• _ASSIGNED TASK_
Check each line of the data below for the word "title", then extract the ones that have it.
** Opening RECORDS FOR THE TASK block **
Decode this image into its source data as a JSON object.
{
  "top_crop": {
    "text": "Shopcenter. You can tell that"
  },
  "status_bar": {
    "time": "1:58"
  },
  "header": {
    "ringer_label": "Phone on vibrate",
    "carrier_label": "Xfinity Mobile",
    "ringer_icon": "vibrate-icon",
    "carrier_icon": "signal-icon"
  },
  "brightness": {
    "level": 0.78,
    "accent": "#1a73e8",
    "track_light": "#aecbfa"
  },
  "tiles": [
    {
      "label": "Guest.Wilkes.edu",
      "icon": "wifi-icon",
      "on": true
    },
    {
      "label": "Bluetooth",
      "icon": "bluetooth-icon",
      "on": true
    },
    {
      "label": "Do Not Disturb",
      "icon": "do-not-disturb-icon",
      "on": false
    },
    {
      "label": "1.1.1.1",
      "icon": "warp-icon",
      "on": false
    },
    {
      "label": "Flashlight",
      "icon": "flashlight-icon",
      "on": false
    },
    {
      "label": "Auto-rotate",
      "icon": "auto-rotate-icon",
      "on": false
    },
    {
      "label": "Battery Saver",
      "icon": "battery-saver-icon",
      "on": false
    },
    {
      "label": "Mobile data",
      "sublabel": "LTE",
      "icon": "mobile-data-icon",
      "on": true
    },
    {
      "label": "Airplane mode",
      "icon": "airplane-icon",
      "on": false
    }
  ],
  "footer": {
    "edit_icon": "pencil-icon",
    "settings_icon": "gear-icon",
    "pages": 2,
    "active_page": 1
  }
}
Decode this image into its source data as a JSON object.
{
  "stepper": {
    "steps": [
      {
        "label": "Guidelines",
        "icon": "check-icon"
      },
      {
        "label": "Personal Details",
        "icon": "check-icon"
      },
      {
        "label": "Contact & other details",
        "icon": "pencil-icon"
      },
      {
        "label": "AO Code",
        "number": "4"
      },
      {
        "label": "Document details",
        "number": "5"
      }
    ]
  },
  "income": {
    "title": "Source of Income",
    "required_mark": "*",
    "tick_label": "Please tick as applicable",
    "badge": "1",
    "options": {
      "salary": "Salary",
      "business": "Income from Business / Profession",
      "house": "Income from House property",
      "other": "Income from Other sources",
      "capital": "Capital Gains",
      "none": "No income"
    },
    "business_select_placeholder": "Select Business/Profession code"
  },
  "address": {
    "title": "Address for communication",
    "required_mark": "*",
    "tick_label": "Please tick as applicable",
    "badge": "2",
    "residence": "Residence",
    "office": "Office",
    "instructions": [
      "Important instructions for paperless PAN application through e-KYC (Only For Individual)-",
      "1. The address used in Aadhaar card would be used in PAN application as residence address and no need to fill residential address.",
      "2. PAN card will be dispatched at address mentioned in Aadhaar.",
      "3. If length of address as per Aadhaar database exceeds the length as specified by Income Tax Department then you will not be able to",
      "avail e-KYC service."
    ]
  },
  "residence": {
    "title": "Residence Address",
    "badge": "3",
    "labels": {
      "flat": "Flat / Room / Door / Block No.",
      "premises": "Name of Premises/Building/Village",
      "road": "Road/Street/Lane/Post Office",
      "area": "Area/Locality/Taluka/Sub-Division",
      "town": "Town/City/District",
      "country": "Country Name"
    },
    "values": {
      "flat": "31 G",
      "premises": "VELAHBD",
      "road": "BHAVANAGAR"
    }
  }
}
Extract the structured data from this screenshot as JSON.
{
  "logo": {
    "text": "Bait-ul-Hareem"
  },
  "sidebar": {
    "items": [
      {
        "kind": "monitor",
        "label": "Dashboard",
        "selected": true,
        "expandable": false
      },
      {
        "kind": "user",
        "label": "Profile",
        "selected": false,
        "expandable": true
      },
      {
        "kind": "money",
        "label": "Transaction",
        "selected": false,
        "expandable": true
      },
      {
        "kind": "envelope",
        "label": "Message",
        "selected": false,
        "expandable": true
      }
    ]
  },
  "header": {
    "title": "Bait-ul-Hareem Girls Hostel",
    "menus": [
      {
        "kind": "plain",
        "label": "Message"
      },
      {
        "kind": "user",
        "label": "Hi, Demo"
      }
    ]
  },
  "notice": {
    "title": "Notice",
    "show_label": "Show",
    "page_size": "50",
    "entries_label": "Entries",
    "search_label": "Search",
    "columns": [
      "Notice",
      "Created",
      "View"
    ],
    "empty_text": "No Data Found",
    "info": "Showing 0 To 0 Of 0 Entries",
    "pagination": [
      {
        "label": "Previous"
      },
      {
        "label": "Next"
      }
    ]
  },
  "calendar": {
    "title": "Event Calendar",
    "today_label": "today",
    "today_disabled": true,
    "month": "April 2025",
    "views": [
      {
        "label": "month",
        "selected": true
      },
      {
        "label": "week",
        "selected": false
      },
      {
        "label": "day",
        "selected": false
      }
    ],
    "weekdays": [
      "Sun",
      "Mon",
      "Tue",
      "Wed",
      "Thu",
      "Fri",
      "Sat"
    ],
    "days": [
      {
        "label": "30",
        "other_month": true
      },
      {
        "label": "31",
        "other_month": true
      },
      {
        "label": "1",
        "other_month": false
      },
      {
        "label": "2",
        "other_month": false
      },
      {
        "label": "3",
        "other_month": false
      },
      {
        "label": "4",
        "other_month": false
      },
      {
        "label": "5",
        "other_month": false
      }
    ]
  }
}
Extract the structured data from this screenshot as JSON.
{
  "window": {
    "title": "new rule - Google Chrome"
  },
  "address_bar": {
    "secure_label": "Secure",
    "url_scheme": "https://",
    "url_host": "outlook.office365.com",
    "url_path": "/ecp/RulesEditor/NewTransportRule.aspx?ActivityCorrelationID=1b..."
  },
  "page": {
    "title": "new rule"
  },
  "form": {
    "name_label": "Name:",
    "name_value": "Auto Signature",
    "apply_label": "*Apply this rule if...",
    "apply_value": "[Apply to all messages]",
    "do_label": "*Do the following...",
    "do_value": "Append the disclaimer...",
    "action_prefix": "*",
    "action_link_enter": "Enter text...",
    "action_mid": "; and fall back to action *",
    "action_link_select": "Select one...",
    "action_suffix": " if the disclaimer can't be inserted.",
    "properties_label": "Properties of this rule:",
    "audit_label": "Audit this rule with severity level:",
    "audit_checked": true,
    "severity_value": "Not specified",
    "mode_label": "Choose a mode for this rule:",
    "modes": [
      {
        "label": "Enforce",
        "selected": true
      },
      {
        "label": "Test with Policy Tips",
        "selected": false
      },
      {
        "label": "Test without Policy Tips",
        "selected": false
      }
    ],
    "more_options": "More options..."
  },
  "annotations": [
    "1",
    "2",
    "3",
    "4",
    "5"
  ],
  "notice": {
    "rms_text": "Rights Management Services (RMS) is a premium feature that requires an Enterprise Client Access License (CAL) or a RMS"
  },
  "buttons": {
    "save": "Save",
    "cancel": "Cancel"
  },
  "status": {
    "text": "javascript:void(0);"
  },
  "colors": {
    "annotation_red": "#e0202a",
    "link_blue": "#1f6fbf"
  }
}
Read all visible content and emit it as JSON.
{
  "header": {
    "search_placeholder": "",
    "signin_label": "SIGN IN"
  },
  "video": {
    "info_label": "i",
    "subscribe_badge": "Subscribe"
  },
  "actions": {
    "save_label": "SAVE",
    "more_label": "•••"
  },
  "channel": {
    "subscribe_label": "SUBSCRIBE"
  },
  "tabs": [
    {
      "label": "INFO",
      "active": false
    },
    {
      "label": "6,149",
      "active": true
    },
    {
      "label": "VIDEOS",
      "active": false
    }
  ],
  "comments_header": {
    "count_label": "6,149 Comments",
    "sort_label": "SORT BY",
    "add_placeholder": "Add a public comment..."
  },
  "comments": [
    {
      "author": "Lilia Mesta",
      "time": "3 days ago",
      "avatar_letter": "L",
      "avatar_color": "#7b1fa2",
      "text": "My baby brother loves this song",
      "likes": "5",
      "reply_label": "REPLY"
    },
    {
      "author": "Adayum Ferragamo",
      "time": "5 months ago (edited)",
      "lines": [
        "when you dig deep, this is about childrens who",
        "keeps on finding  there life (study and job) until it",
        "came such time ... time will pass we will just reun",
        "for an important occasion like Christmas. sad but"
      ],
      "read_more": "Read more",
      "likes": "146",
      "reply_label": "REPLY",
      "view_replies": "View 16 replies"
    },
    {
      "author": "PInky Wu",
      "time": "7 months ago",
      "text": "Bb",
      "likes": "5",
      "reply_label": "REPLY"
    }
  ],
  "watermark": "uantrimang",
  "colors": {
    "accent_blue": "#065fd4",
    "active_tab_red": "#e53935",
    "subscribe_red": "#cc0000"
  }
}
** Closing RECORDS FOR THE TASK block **
• _EXERCISE SOLUTION_
    "title": "Source of Income",
    "title": "Address for communication",
    "title": "Residence Address",
    "title": "Bait-ul-Hareem Girls Hostel",
    "title": "Notice",
    "title": "Event Calendar",
    "title": "new rule - Google Chrome"
    "title": "new rule"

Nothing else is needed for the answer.